Instructions to follow >>
Look through the data that follows and work out how many lines contain the string "when". Nothing but that number should be given.

(Website and app data records)
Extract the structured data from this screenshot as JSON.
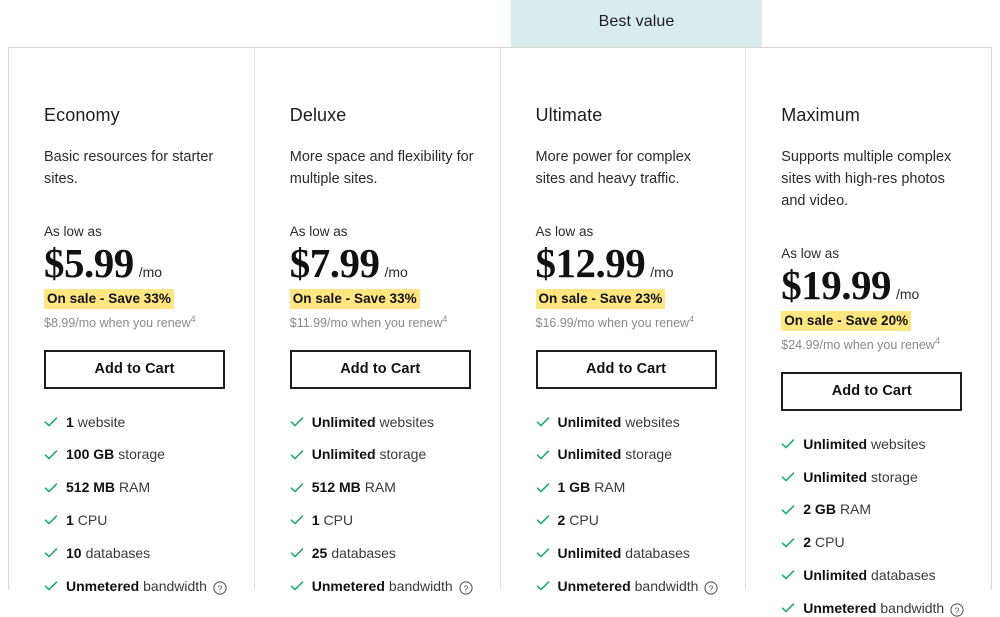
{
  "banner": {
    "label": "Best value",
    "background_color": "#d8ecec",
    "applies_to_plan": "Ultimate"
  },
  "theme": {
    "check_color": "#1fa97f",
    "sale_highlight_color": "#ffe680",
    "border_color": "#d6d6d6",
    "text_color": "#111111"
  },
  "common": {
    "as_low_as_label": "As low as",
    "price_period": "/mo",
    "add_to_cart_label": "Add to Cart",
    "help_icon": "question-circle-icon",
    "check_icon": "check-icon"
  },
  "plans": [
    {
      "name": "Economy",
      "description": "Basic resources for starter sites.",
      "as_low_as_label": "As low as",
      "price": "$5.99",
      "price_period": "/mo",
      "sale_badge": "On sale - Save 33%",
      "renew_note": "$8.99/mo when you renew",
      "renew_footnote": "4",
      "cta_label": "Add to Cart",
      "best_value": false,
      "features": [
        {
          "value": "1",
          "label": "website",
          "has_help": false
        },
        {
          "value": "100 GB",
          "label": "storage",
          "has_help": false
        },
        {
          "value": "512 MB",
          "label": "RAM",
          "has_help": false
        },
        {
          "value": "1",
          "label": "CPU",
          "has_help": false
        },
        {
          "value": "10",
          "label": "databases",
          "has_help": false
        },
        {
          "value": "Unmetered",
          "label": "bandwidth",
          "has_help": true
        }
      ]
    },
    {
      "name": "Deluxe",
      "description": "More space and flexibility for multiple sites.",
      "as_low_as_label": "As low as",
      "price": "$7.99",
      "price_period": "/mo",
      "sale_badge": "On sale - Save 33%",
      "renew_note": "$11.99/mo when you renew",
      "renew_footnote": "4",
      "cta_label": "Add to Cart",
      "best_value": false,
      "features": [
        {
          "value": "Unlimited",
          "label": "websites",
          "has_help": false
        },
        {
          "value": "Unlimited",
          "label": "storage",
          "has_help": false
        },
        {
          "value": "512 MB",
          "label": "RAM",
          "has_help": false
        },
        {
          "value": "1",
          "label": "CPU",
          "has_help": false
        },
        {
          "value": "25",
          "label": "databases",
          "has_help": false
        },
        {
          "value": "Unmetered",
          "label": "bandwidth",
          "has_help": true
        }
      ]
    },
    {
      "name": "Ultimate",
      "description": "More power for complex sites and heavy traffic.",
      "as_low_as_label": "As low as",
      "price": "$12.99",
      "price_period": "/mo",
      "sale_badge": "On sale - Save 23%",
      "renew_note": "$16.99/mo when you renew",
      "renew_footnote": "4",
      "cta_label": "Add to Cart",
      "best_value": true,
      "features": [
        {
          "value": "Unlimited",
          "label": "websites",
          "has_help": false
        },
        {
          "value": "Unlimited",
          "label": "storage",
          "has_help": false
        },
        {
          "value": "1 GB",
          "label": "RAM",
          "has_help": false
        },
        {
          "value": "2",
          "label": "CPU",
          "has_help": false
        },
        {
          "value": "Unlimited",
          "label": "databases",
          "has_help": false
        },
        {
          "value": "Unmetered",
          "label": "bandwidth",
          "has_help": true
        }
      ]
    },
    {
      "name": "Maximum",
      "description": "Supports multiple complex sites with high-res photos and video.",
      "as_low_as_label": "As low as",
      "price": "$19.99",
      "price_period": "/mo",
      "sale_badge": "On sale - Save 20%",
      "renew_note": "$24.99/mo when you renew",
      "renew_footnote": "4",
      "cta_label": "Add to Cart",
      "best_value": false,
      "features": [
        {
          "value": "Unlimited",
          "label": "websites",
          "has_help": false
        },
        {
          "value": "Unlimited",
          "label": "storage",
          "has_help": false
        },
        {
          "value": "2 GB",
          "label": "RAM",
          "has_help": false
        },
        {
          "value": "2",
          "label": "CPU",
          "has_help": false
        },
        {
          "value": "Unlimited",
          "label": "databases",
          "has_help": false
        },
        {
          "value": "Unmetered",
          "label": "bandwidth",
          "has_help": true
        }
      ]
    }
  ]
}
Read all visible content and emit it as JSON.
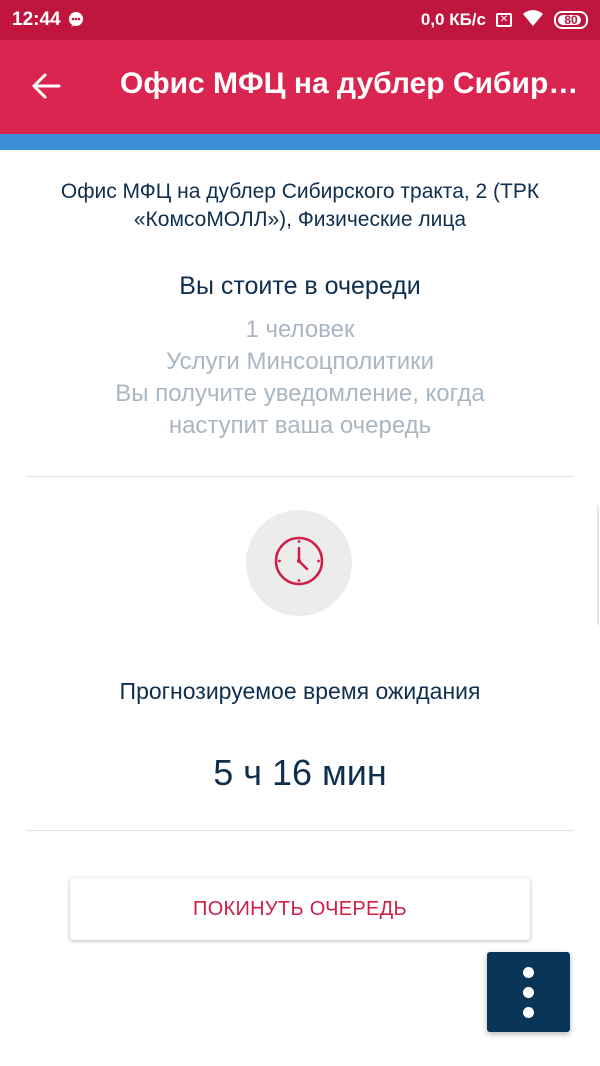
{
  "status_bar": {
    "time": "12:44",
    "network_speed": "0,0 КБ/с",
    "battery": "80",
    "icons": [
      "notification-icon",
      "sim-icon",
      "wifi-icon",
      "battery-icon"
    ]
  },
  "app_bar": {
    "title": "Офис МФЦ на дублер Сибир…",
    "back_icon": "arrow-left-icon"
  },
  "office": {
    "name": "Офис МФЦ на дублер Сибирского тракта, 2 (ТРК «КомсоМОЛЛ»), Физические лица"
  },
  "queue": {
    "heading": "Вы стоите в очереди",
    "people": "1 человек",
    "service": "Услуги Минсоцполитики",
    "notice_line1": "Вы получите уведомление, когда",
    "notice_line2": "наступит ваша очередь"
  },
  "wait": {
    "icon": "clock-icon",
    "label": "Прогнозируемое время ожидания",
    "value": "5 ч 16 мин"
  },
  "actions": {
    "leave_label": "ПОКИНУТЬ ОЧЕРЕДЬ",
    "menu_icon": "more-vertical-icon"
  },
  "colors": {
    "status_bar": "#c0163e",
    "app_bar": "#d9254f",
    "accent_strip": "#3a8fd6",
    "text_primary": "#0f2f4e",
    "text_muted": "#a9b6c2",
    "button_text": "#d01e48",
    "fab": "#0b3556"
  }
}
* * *
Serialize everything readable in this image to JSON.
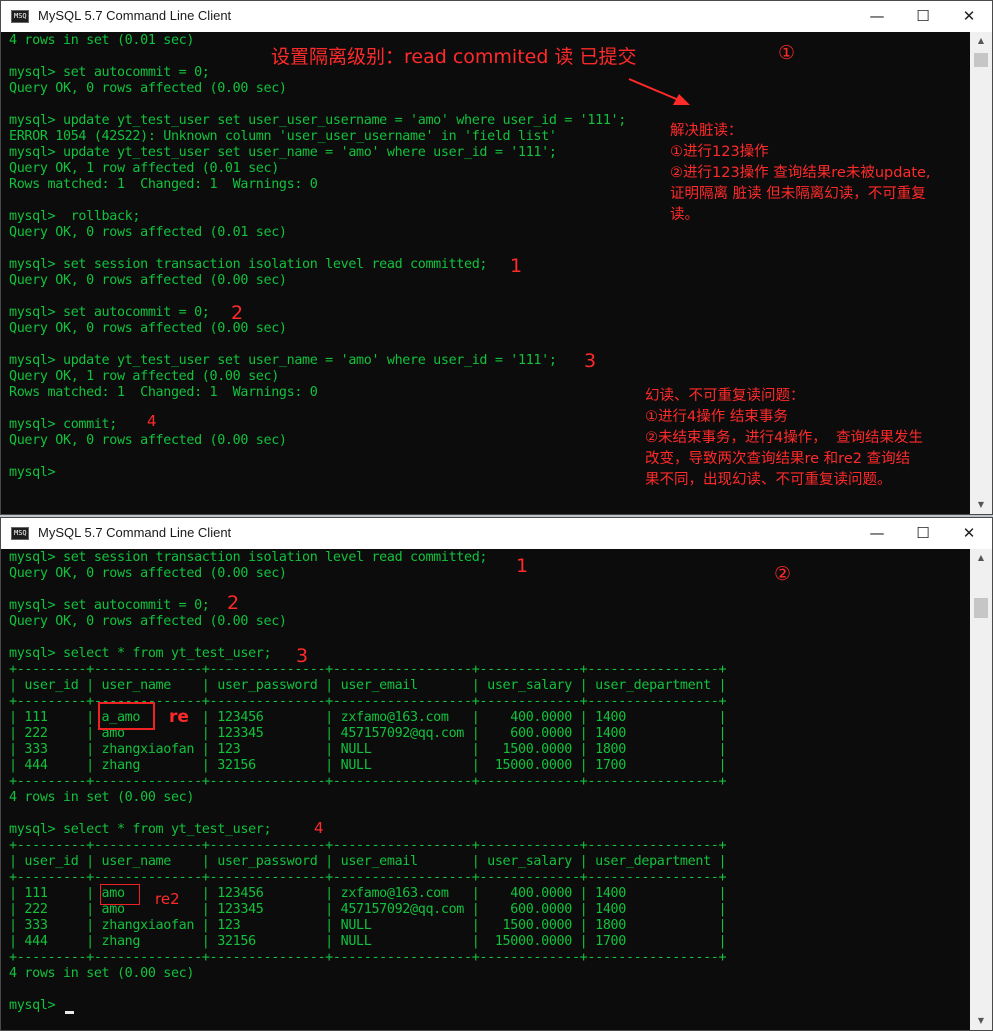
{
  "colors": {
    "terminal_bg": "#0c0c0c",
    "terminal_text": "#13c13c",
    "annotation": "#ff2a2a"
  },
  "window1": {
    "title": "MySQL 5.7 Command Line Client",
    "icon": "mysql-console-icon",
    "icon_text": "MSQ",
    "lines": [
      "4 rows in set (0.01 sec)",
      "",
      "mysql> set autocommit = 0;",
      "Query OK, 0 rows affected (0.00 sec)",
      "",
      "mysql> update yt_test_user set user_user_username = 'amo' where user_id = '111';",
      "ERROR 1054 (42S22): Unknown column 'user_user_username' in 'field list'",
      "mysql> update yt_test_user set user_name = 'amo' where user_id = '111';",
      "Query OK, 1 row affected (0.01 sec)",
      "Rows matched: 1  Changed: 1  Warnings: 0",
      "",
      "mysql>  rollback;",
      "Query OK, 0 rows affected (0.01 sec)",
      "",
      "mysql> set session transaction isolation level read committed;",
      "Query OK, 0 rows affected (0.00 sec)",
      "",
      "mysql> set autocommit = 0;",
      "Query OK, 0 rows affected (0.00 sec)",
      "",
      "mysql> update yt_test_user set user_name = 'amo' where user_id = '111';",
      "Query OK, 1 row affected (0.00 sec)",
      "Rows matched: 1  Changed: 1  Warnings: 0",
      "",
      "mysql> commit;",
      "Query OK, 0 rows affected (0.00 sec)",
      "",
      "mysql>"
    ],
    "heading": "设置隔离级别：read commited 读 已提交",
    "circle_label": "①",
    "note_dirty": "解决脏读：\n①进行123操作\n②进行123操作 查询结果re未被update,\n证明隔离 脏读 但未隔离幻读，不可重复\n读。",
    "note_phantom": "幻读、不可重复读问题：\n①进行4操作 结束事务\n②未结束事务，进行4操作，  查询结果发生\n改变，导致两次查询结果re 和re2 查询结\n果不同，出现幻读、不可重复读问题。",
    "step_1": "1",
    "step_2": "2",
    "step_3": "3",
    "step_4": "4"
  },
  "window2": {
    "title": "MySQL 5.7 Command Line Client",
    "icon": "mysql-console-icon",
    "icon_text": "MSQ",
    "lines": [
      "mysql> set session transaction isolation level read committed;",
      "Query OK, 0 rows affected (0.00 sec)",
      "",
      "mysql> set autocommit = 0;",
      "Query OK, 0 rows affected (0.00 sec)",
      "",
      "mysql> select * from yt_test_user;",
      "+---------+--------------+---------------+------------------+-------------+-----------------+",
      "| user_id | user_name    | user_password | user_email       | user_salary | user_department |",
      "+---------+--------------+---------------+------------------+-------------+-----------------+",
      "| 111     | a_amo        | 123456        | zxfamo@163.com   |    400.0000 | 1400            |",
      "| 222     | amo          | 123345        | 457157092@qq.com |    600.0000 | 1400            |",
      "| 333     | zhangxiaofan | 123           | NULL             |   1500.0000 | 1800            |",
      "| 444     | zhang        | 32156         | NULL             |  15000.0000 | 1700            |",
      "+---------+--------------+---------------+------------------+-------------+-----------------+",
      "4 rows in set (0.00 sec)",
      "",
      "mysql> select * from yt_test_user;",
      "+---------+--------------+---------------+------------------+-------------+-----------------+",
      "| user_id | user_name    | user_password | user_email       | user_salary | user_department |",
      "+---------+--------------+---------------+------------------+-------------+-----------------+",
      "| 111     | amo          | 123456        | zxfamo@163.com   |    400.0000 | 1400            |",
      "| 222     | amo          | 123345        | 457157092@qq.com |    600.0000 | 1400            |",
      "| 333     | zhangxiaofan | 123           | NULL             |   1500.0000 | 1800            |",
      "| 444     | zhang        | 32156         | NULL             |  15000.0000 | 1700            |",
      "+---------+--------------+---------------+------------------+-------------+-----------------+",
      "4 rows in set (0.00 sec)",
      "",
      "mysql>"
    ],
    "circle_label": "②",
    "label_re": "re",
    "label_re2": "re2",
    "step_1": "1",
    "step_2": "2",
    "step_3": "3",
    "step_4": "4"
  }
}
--
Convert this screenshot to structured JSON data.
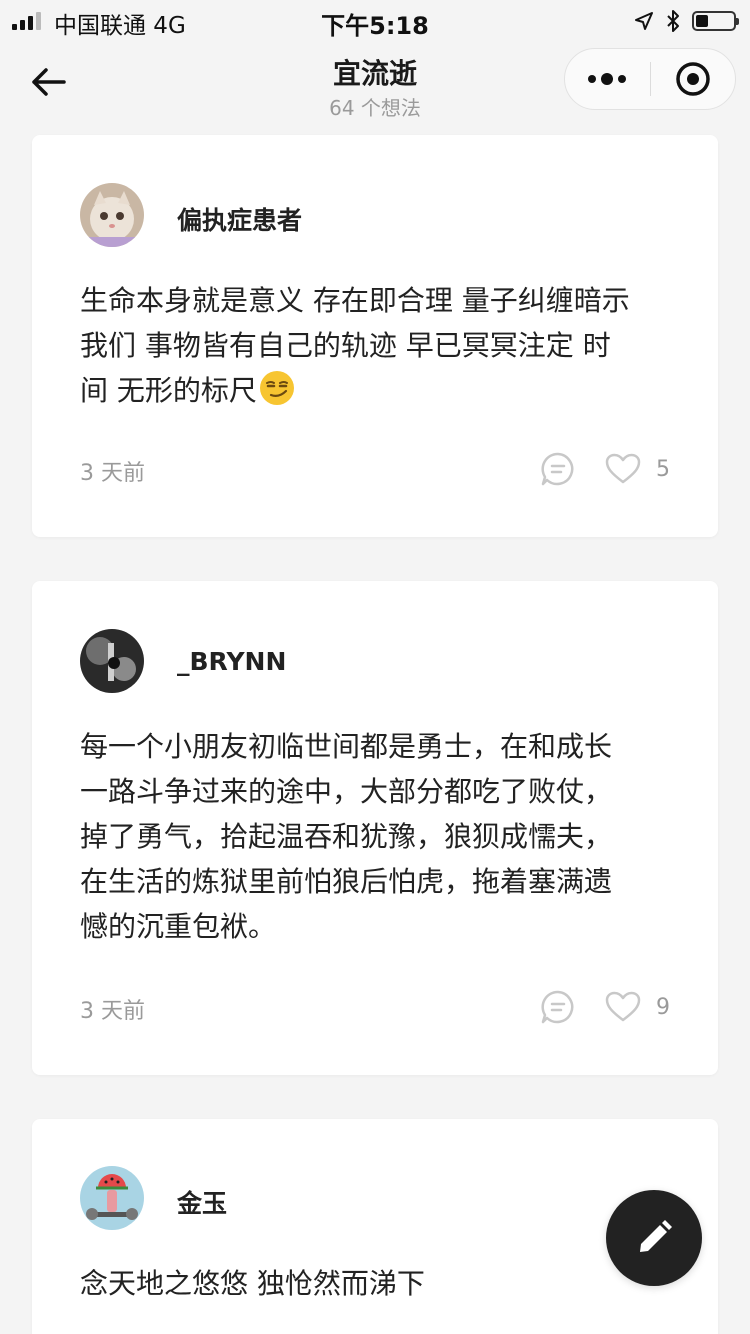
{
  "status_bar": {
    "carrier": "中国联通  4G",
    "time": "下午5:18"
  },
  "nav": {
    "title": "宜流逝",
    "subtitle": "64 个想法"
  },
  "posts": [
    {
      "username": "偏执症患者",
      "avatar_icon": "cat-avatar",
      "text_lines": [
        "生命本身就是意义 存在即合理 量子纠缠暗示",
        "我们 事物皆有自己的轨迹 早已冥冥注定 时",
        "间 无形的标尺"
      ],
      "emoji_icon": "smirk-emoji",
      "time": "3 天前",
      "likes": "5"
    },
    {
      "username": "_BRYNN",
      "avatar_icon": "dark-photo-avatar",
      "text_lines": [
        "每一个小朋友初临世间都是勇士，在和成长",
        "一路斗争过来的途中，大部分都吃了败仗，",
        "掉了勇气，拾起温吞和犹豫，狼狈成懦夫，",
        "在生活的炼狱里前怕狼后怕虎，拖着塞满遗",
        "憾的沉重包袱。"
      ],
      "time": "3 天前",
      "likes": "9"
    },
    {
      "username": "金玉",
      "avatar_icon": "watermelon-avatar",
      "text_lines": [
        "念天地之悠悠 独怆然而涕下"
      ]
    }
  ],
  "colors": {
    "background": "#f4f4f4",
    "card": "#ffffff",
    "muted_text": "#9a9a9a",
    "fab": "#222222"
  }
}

Reply to the task >>
4